WJ ITT Aigul Gareeva
MJ ITT Antonio Tiberi
MR TTT Netherlands
MJ RR Quinn Simmons
MU23 RR Samuele Battistella
WJ RR Megan Jastrab
WE RR Annemiek van Vleuten
ME RR Mads Pedersen
2020:
WE TT Anna van der Breggen
ME TT Filippo Ganna
WE RR Anna van der Breggen
ME RR Julian Alaphilippe
2021:
WE TT Ellen van Dijk
ME TT Filippo Ganna
MU23 TT Johan Price-Pejtersen
WJ ITT Alena Ivanchenko
MJ ITT Gustav Wang
MR TTT Germany
MJ RR Per Strand Hagenes
MU23 RR Filippo Baroncini
WJ RR Zoe Bäckstedt
WE RR Elisa Balsamo
ME RR Julian Alaphilippe

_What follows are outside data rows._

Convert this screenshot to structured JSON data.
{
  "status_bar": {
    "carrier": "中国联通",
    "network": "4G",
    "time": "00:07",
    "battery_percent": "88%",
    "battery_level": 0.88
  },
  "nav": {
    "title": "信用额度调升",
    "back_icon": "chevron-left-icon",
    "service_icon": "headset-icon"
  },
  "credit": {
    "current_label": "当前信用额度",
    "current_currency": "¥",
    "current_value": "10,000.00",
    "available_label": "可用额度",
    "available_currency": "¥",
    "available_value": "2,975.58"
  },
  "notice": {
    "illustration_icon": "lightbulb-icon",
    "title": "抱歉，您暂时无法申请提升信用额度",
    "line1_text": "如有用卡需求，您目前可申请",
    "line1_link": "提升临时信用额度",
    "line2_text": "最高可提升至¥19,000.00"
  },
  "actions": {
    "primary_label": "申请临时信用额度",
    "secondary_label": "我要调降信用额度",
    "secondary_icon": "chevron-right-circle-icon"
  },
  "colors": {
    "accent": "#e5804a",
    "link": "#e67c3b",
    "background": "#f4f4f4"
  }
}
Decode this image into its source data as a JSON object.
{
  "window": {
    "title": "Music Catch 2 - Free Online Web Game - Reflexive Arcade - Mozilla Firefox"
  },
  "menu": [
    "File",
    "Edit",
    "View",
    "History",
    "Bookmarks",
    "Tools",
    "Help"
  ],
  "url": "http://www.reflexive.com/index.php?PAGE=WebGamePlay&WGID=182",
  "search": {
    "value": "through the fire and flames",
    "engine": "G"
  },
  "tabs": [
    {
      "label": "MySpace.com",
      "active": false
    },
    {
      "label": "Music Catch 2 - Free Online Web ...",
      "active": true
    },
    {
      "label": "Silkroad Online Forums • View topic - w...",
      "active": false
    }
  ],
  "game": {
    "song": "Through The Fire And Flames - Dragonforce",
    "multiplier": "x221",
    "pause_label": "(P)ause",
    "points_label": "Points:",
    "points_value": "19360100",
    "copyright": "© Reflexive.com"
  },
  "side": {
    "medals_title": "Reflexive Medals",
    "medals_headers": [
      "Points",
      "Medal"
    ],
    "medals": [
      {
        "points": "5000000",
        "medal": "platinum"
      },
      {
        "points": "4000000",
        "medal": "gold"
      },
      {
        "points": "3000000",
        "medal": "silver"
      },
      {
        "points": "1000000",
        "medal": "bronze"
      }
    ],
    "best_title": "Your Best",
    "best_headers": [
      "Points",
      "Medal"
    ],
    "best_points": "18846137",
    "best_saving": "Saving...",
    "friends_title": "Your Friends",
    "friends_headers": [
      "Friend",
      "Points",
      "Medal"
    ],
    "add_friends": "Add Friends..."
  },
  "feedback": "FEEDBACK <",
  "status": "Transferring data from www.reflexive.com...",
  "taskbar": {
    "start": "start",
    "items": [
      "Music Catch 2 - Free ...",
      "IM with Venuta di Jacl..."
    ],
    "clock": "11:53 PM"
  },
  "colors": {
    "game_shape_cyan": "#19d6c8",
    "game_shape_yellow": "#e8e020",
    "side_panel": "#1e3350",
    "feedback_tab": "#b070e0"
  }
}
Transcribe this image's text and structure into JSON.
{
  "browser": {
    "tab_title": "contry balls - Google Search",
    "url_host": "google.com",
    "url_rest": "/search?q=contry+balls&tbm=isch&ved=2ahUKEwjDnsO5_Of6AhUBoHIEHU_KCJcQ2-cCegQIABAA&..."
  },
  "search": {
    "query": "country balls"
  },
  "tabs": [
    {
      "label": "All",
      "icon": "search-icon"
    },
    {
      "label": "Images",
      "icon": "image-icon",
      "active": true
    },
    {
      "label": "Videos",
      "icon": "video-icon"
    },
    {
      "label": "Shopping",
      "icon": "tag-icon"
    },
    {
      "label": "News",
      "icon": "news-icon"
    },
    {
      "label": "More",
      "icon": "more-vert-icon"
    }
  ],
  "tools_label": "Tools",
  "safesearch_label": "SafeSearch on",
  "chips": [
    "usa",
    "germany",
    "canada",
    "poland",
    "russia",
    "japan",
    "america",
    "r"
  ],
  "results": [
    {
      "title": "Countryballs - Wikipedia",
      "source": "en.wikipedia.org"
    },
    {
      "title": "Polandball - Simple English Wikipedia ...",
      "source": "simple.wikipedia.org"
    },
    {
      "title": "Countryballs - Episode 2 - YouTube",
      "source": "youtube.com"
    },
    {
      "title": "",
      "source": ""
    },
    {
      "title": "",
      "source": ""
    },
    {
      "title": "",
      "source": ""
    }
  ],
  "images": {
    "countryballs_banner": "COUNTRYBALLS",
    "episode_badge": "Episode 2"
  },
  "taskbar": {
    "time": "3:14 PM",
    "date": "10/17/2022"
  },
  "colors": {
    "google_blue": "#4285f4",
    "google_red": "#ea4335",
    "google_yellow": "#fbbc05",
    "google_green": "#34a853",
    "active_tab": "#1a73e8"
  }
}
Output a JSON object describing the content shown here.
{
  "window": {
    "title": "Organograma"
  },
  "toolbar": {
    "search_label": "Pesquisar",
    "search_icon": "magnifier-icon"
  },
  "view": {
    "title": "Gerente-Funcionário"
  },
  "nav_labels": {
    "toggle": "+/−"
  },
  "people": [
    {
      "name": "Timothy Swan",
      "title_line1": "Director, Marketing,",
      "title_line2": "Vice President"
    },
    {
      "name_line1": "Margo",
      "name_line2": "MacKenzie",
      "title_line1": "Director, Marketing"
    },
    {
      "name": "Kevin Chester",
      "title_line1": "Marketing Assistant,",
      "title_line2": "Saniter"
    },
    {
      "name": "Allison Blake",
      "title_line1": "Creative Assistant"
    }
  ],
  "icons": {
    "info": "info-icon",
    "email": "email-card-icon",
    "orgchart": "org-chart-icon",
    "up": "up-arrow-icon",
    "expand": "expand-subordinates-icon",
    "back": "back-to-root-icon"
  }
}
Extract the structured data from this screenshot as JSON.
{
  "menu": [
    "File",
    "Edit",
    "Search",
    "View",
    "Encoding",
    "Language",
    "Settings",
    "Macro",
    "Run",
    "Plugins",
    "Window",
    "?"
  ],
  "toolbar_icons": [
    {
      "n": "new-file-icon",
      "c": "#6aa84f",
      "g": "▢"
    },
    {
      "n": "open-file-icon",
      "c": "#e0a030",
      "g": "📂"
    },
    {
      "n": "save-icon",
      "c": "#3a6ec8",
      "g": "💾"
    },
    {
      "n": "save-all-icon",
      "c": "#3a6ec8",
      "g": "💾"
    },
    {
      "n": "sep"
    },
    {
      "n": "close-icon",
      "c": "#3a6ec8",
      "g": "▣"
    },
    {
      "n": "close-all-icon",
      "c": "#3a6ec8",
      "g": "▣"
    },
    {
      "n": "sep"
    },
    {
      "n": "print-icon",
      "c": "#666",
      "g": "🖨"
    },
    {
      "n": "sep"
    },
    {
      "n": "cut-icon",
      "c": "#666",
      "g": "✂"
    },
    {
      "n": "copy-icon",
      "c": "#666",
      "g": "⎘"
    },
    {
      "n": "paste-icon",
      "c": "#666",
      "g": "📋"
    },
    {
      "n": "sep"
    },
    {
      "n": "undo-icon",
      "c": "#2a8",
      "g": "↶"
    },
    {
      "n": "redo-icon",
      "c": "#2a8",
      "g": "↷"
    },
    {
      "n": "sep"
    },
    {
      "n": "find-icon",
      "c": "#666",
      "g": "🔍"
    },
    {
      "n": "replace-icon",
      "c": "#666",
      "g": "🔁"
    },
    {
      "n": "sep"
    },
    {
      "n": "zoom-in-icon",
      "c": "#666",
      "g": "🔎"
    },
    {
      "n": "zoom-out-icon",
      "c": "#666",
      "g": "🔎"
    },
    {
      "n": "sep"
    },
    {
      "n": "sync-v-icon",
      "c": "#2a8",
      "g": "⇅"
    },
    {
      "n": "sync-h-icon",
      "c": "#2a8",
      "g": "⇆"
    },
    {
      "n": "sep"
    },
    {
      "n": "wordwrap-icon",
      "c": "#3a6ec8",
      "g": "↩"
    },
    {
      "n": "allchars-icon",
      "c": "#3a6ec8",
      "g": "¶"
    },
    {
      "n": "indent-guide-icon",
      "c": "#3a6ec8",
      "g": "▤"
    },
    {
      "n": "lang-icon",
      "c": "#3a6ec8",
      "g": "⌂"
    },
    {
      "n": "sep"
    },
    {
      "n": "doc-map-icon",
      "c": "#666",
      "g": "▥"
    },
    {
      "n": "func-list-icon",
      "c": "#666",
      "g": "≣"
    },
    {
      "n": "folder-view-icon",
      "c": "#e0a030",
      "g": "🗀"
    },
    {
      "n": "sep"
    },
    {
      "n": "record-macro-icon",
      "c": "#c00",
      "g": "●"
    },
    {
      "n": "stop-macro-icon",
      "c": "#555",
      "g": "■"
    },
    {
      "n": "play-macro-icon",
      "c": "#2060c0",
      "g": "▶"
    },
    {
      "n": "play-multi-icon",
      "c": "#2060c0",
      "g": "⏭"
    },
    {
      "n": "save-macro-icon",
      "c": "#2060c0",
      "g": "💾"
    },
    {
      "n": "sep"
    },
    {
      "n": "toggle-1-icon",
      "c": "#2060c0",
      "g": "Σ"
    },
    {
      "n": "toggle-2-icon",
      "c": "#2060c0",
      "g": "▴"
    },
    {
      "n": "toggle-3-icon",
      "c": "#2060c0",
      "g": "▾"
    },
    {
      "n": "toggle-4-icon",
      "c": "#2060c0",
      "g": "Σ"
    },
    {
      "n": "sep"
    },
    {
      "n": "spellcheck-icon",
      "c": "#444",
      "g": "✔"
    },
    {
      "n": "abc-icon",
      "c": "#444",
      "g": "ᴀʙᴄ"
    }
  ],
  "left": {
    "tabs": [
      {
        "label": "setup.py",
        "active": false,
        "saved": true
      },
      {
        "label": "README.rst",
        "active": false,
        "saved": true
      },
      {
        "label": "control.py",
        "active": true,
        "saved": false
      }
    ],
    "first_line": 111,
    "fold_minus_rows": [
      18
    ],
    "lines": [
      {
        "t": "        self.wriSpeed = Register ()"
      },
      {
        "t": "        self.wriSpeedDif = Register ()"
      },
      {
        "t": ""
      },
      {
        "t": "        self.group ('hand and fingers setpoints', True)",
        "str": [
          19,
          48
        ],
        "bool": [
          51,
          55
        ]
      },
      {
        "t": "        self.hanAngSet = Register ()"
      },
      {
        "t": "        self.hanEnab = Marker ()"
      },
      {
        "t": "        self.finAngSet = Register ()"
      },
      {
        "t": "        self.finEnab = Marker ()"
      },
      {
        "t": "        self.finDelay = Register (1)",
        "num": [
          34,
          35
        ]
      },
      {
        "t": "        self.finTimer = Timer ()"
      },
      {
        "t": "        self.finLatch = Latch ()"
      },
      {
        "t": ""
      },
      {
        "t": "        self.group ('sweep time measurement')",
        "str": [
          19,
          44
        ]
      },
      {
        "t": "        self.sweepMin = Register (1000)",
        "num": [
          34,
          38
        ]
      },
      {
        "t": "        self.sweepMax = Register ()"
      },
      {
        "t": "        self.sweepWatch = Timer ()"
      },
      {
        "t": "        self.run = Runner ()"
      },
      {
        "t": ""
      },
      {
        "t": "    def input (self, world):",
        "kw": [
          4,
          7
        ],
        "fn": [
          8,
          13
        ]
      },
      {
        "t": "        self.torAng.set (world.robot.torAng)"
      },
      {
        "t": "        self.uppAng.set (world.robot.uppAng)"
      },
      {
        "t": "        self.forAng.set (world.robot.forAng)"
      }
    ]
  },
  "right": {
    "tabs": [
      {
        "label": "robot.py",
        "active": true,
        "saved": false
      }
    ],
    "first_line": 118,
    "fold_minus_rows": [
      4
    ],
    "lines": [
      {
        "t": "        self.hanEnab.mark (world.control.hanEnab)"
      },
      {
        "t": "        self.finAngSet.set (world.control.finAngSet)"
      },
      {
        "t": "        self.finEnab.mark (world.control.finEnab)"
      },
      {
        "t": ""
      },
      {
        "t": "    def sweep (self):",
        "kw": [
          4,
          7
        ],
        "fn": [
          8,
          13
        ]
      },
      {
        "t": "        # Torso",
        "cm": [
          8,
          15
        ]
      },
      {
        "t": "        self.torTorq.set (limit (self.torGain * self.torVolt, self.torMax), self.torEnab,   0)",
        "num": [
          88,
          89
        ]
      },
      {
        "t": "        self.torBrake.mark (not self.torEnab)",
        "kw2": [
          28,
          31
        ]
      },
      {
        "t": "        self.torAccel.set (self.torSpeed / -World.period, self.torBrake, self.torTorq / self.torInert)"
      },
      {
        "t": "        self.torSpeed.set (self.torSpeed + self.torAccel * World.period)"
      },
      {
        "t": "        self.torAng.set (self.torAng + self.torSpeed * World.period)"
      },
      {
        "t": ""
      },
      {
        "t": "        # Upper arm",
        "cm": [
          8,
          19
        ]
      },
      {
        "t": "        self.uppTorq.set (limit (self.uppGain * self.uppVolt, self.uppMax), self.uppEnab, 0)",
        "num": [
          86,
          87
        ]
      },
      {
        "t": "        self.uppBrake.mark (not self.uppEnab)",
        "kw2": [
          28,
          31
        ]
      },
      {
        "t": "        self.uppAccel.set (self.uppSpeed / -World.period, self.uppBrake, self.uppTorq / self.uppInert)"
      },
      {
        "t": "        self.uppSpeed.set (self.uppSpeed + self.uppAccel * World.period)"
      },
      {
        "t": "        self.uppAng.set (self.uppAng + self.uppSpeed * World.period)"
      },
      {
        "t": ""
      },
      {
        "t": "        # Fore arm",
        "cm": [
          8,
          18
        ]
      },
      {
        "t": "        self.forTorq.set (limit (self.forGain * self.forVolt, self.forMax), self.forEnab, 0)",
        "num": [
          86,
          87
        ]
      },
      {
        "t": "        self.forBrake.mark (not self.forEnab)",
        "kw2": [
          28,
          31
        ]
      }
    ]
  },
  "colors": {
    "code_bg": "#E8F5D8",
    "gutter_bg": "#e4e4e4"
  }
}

(WE TT: Women's elite time trial; ME TT: Men's elite time trial; MU23 TT: Men's under-23 time trial; WJ TT: Women's junior time trial; MJ TT: Men's junior time trial; MR TTT: Mixed relay team time trial; MJ RR: Men's junior road race; MU23 RR: Men's under-23 road race; WJ RR: Women's junior road race; WE RR: Women's elite road race; ME RR: Men's elite road race)